START Excerpted data

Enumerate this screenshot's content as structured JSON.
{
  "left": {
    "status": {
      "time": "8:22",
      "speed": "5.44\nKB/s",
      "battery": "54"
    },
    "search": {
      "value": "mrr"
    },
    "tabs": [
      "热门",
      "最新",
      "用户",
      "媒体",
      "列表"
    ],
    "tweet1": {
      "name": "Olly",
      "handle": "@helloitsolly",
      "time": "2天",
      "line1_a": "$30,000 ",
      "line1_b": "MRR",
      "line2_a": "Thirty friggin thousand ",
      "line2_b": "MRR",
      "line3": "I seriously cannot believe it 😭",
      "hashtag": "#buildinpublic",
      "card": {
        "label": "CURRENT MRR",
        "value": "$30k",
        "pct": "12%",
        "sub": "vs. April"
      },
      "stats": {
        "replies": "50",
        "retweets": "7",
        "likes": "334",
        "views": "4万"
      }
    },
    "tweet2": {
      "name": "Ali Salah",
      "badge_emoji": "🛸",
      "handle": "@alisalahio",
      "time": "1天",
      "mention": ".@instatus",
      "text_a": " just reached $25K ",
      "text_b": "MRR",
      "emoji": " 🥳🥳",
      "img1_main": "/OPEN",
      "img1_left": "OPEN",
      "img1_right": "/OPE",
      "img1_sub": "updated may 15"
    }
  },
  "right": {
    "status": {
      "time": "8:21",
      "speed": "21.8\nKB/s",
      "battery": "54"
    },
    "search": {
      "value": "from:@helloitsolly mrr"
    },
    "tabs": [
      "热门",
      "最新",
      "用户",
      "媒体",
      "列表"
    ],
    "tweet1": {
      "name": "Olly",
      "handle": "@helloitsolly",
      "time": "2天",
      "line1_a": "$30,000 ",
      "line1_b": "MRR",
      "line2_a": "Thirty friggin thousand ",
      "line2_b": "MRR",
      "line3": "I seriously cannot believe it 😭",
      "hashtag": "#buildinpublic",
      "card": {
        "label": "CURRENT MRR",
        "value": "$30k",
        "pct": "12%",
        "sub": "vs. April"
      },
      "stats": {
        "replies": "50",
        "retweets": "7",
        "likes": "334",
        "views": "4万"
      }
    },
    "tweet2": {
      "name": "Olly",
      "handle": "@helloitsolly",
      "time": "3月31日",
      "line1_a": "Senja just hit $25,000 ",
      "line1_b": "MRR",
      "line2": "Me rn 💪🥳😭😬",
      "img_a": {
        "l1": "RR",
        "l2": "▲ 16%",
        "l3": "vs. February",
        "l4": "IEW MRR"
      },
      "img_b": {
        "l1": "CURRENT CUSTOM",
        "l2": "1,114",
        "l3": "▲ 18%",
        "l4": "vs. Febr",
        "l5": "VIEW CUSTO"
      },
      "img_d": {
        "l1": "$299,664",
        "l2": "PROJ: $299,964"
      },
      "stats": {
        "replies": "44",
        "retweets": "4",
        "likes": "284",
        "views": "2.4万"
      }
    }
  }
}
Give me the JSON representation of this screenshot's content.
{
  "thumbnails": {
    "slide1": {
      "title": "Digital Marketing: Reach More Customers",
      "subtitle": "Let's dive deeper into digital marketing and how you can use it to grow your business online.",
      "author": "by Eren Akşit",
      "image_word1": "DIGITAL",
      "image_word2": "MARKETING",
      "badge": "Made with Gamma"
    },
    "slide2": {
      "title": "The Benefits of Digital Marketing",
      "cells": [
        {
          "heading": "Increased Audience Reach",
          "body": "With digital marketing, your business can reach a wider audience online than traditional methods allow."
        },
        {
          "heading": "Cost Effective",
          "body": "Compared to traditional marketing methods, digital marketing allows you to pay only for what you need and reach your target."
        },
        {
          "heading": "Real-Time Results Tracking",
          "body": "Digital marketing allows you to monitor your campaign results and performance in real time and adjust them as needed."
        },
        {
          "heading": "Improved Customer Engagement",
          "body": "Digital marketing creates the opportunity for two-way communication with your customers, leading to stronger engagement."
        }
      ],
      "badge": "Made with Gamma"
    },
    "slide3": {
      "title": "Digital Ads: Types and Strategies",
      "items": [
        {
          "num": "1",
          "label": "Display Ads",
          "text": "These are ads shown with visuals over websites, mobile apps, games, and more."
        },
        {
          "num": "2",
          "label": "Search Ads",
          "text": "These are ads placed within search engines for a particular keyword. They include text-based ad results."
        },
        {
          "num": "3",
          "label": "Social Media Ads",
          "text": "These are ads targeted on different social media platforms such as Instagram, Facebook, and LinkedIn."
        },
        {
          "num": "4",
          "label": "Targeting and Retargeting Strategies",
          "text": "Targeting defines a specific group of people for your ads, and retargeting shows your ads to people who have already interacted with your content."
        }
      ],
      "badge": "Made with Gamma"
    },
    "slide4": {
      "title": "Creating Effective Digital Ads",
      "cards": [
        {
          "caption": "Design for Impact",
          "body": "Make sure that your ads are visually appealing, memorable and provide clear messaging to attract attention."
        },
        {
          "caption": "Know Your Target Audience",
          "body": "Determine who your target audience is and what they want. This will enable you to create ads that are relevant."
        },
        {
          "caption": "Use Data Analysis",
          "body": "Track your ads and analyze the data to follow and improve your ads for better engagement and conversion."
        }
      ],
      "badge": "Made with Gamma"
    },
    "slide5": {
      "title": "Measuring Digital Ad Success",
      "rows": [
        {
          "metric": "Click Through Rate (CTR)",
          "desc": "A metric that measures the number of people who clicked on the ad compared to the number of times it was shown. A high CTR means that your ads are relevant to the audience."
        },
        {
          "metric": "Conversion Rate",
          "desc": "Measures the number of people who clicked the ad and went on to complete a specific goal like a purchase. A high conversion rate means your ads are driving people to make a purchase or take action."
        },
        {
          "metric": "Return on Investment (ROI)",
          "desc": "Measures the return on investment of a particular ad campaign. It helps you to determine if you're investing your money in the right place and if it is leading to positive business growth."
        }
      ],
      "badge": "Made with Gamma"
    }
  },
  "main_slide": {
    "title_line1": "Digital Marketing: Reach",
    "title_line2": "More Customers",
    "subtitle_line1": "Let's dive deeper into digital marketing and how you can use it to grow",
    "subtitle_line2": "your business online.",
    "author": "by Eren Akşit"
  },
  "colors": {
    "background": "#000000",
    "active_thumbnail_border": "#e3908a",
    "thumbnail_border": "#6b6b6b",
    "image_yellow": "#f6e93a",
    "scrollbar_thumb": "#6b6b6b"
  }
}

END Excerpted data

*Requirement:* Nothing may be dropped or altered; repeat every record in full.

*Result for this task:*
Enumerate this screenshot's content as structured JSON.
{
  "left": {
    "status": {
      "time": "8:22",
      "speed": "5.44\nKB/s",
      "battery": "54"
    },
    "search": {
      "value": "mrr"
    },
    "tabs": [
      "热门",
      "最新",
      "用户",
      "媒体",
      "列表"
    ],
    "tweet1": {
      "name": "Olly",
      "handle": "@helloitsolly",
      "time": "2天",
      "line1_a": "$30,000 ",
      "line1_b": "MRR",
      "line2_a": "Thirty friggin thousand ",
      "line2_b": "MRR",
      "line3": "I seriously cannot believe it 😭",
      "hashtag": "#buildinpublic",
      "card": {
        "label": "CURRENT MRR",
        "value": "$30k",
        "pct": "12%",
        "sub": "vs. April"
      },
      "stats": {
        "replies": "50",
        "retweets": "7",
        "likes": "334",
        "views": "4万"
      }
    },
    "tweet2": {
      "name": "Ali Salah",
      "badge_emoji": "🛸",
      "handle": "@alisalahio",
      "time": "1天",
      "mention": ".@instatus",
      "text_a": " just reached $25K ",
      "text_b": "MRR",
      "emoji": " 🥳🥳",
      "img1_main": "/OPEN",
      "img1_left": "OPEN",
      "img1_right": "/OPE",
      "img1_sub": "updated may 15"
    }
  },
  "right": {
    "status": {
      "time": "8:21",
      "speed": "21.8\nKB/s",
      "battery": "54"
    },
    "search": {
      "value": "from:@helloitsolly mrr"
    },
    "tabs": [
      "热门",
      "最新",
      "用户",
      "媒体",
      "列表"
    ],
    "tweet1": {
      "name": "Olly",
      "handle": "@helloitsolly",
      "time": "2天",
      "line1_a": "$30,000 ",
      "line1_b": "MRR",
      "line2_a": "Thirty friggin thousand ",
      "line2_b": "MRR",
      "line3": "I seriously cannot believe it 😭",
      "hashtag": "#buildinpublic",
      "card": {
        "label": "CURRENT MRR",
        "value": "$30k",
        "pct": "12%",
        "sub": "vs. April"
      },
      "stats": {
        "replies": "50",
        "retweets": "7",
        "likes": "334",
        "views": "4万"
      }
    },
    "tweet2": {
      "name": "Olly",
      "handle": "@helloitsolly",
      "time": "3月31日",
      "line1_a": "Senja just hit $25,000 ",
      "line1_b": "MRR",
      "line2": "Me rn 💪🥳😭😬",
      "img_a": {
        "l1": "RR",
        "l2": "▲ 16%",
        "l3": "vs. February",
        "l4": "IEW MRR"
      },
      "img_b": {
        "l1": "CURRENT CUSTOM",
        "l2": "1,114",
        "l3": "▲ 18%",
        "l4": "vs. Febr",
        "l5": "VIEW CUSTO"
      },
      "img_d": {
        "l1": "$299,664",
        "l2": "PROJ: $299,964"
      },
      "stats": {
        "replies": "44",
        "retweets": "4",
        "likes": "284",
        "views": "2.4万"
      }
    }
  }
}
Give me the JSON representation of this screenshot's content.
{
  "thumbnails": {
    "slide1": {
      "title": "Digital Marketing: Reach More Customers",
      "subtitle": "Let's dive deeper into digital marketing and how you can use it to grow your business online.",
      "author": "by Eren Akşit",
      "image_word1": "DIGITAL",
      "image_word2": "MARKETING",
      "badge": "Made with Gamma"
    },
    "slide2": {
      "title": "The Benefits of Digital Marketing",
      "cells": [
        {
          "heading": "Increased Audience Reach",
          "body": "With digital marketing, your business can reach a wider audience online than traditional methods allow."
        },
        {
          "heading": "Cost Effective",
          "body": "Compared to traditional marketing methods, digital marketing allows you to pay only for what you need and reach your target."
        },
        {
          "heading": "Real-Time Results Tracking",
          "body": "Digital marketing allows you to monitor your campaign results and performance in real time and adjust them as needed."
        },
        {
          "heading": "Improved Customer Engagement",
          "body": "Digital marketing creates the opportunity for two-way communication with your customers, leading to stronger engagement."
        }
      ],
      "badge": "Made with Gamma"
    },
    "slide3": {
      "title": "Digital Ads: Types and Strategies",
      "items": [
        {
          "num": "1",
          "label": "Display Ads",
          "text": "These are ads shown with visuals over websites, mobile apps, games, and more."
        },
        {
          "num": "2",
          "label": "Search Ads",
          "text": "These are ads placed within search engines for a particular keyword. They include text-based ad results."
        },
        {
          "num": "3",
          "label": "Social Media Ads",
          "text": "These are ads targeted on different social media platforms such as Instagram, Facebook, and LinkedIn."
        },
        {
          "num": "4",
          "label": "Targeting and Retargeting Strategies",
          "text": "Targeting defines a specific group of people for your ads, and retargeting shows your ads to people who have already interacted with your content."
        }
      ],
      "badge": "Made with Gamma"
    },
    "slide4": {
      "title": "Creating Effective Digital Ads",
      "cards": [
        {
          "caption": "Design for Impact",
          "body": "Make sure that your ads are visually appealing, memorable and provide clear messaging to attract attention."
        },
        {
          "caption": "Know Your Target Audience",
          "body": "Determine who your target audience is and what they want. This will enable you to create ads that are relevant."
        },
        {
          "caption": "Use Data Analysis",
          "body": "Track your ads and analyze the data to follow and improve your ads for better engagement and conversion."
        }
      ],
      "badge": "Made with Gamma"
    },
    "slide5": {
      "title": "Measuring Digital Ad Success",
      "rows": [
        {
          "metric": "Click Through Rate (CTR)",
          "desc": "A metric that measures the number of people who clicked on the ad compared to the number of times it was shown. A high CTR means that your ads are relevant to the audience."
        },
        {
          "metric": "Conversion Rate",
          "desc": "Measures the number of people who clicked the ad and went on to complete a specific goal like a purchase. A high conversion rate means your ads are driving people to make a purchase or take action."
        },
        {
          "metric": "Return on Investment (ROI)",
          "desc": "Measures the return on investment of a particular ad campaign. It helps you to determine if you're investing your money in the right place and if it is leading to positive business growth."
        }
      ],
      "badge": "Made with Gamma"
    }
  },
  "main_slide": {
    "title_line1": "Digital Marketing: Reach",
    "title_line2": "More Customers",
    "subtitle_line1": "Let's dive deeper into digital marketing and how you can use it to grow",
    "subtitle_line2": "your business online.",
    "author": "by Eren Akşit"
  },
  "colors": {
    "background": "#000000",
    "active_thumbnail_border": "#e3908a",
    "thumbnail_border": "#6b6b6b",
    "image_yellow": "#f6e93a",
    "scrollbar_thumb": "#6b6b6b"
  }
}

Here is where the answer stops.